- Carotid Duplex: Ultrasound is used to evaluate the carotid arteries located in the neck that feed the brain with blood. Gel is applied to the skin of the neck. A transducer is then placed on the gel-covered areas to obtain images and evaluate the blood flow in the arteries. Your doctor may order this test if you have physical examination findings or symptoms that suggest that you may have a blockage in the carotid artery.
- Transcranial Doppler (TCD): This exam evaluates the blood vessels that supply the brain within the skull. It is performed with a small transducer that is placed on the skin of the face and head.
- Venous Duplex: Also called a Doppler examination, ultrasound is used to evaluate the veins that carry blood to the heart from the legs or arms. Gel is applied to the skin of the legs or arms. A transducer is then placed on the gel-covered areas to obtain images and evaluate blood flow in the veins. Your doctor may order this to evaluate the cause of pain or swelling in your legs or arms.
- Arterial Testing
- Arterial Duplex: Also called a Doppler examination, ultrasound is used to evaluate the arteries that feed the arms and legs with blood. Gel is applied to the skin of the legs or arms. A transducer is then placed on the gel-covered areas to obtain images and evaluate the blood flow in the arms or legs. Your doctor may order this test to evaluate the cause of pain in the leg muscles with walking.
- Arterial Pressures and Waveforms: Ultrasound and blood pressure cuffs are used to evaluate the arteries that supply the arms and legs with blood. Several blood pressure cuffs are placed in various locations on the legs or arms. When inflated, the cuffs provide blood pressure readings as well as waveforms. This test will locate areas of blockage with in the arteries. Your doctor may order this test to evaluate the cause of pain in the leg muscles with walking.

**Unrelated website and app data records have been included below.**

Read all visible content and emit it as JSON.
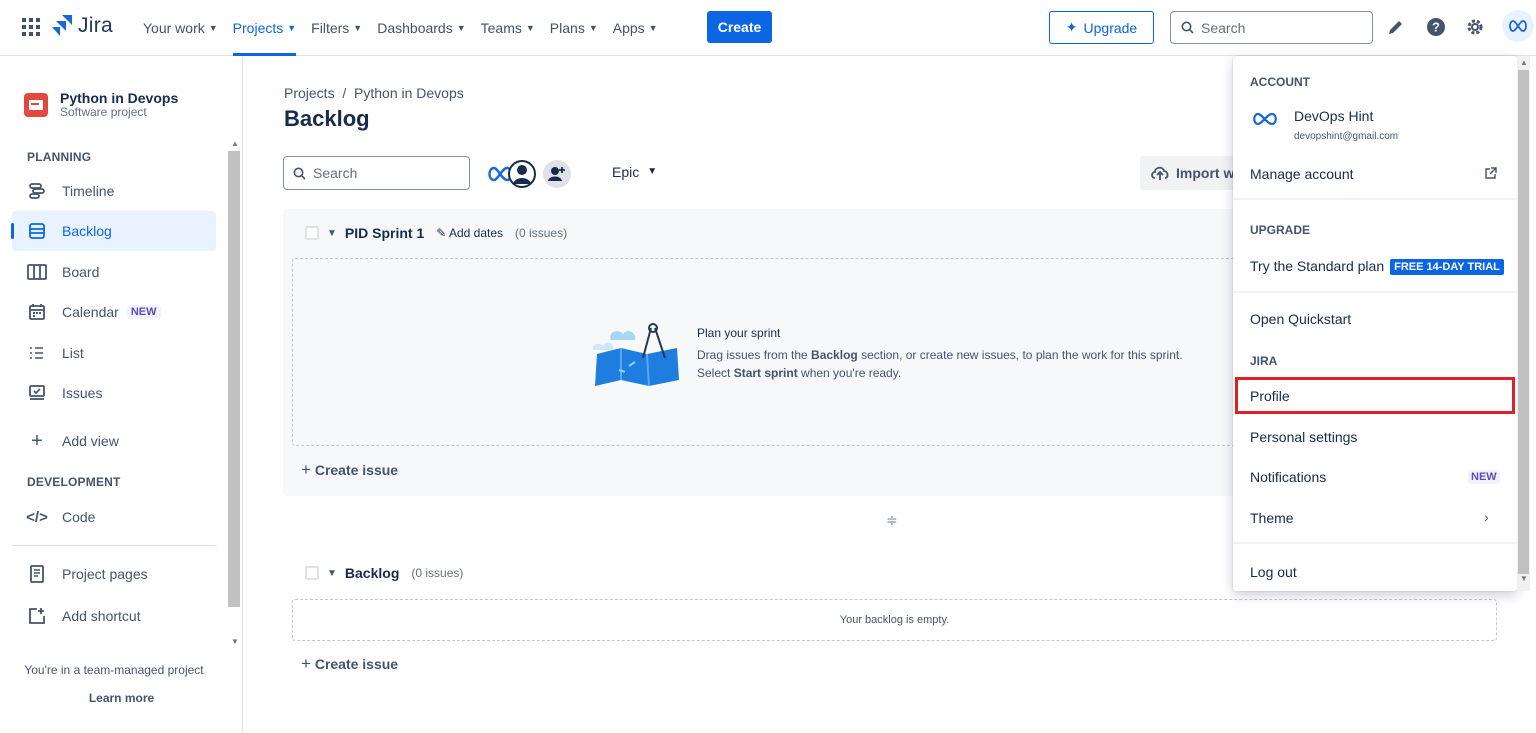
{
  "topnav": {
    "logo_text": "Jira",
    "items": [
      {
        "label": "Your work"
      },
      {
        "label": "Projects"
      },
      {
        "label": "Filters"
      },
      {
        "label": "Dashboards"
      },
      {
        "label": "Teams"
      },
      {
        "label": "Plans"
      },
      {
        "label": "Apps"
      }
    ],
    "create_label": "Create",
    "upgrade_label": "Upgrade",
    "search_placeholder": "Search"
  },
  "sidebar": {
    "project_name": "Python in Devops",
    "project_type": "Software project",
    "planning_heading": "PLANNING",
    "development_heading": "DEVELOPMENT",
    "items": [
      {
        "label": "Timeline"
      },
      {
        "label": "Backlog"
      },
      {
        "label": "Board"
      },
      {
        "label": "Calendar",
        "badge": "NEW"
      },
      {
        "label": "List"
      },
      {
        "label": "Issues"
      },
      {
        "label": "Add view"
      },
      {
        "label": "Code"
      },
      {
        "label": "Project pages"
      },
      {
        "label": "Add shortcut"
      }
    ],
    "footer_text": "You're in a team-managed project",
    "learn_more": "Learn more"
  },
  "main": {
    "breadcrumb": "Projects  /  Python in Devops",
    "title": "Backlog",
    "search_placeholder": "Search",
    "epic_label": "Epic",
    "import_label": "Import w",
    "sprint": {
      "name": "PID Sprint 1",
      "add_dates": "Add dates",
      "count": "(0 issues)",
      "plan_title": "Plan your sprint",
      "plan_text_1": "Drag issues from the ",
      "plan_text_bold1": "Backlog",
      "plan_text_2": " section, or create new issues, to plan the work for this sprint. Select ",
      "plan_text_bold2": "Start sprint",
      "plan_text_3": " when you're ready.",
      "create_issue": "Create issue"
    },
    "backlog": {
      "name": "Backlog",
      "count": "(0 issues)",
      "empty_text": "Your backlog is empty.",
      "create_issue": "Create issue"
    }
  },
  "dropdown": {
    "account_heading": "ACCOUNT",
    "user_name": "DevOps Hint",
    "user_email": "devopshint@gmail.com",
    "manage_account": "Manage account",
    "upgrade_heading": "UPGRADE",
    "standard_plan": "Try the Standard plan",
    "trial_badge": "FREE 14-DAY TRIAL",
    "open_quickstart": "Open Quickstart",
    "jira_heading": "JIRA",
    "profile": "Profile",
    "personal_settings": "Personal settings",
    "notifications": "Notifications",
    "notifications_badge": "NEW",
    "theme": "Theme",
    "log_out": "Log out"
  },
  "colors": {
    "accent": "#0c66e4",
    "highlight_box": "#e31e24"
  }
}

- Abdominal Vascular Duplex: Also called a Doppler examination, ultrasound is used to evaluate the blood vessels that bring blood to and away from the abdominal organs. The aorta, the main blood vessel in the body, is also imaged to evaluate for aneurysms and or blockages. Gel is applied to the abdomen. A transducer is then placed on the gel-covered areas to obtain images and evaluate blood flow in the arteries and/or veins.
- Abdominal aortic aneurysm repair
- Thoracic aneurysm repair
- Carotid endarterectomy
- Lower and upper extremity arterial revascularization
- Renal and visceral arterial revascularization
- Vascular exposure for spine procedures
- Percutaneous Transluminal Angioplasty (PTA) and Stenting: Following a small needle puncture in an artery in your arm or groin, a long, thin, flexible tube called a balloon-tip catheter is inserted. The catheter is guided through the arteries to the location of the blockage, where it is inflated. The balloon pushes the plaque in the artery against the artery walls, widening the vessel. At this point, if the result is not optimal, your vascular surgeon may place a tiny mesh-metal tube, called a stent, into the narrowed artery to prop it open.
- Endovascular Aneurysm Repair (EVAR): This minimally invasive procedure corrects abdominal aortic aneurysms in less time than traditional open repair and can also be done under local or spinal anesthesia. Small incisions are made in both groins for image-guided placement of catheters containing self-expanding covered stents. Benefits of this procedure include a dramatically shorter hospital stay (2-3 days vs. 7-10 for traditional surgery) and a quicker total recovery time (one week vs. 6 weeks).
- Thrombolytic (Lytic) Therapy: Arterial blockages in the arms, legs or can often be reopened with the use drugs called lytic agents. Administered through a small catheter in the artery, lytic agents dissolve the clot, avoiding the need for surgery. Lytic therapy can also be used to dissolve clots in the large veins of the arms and legs in order to preserve vein valve function and prevent pulmonary embolism.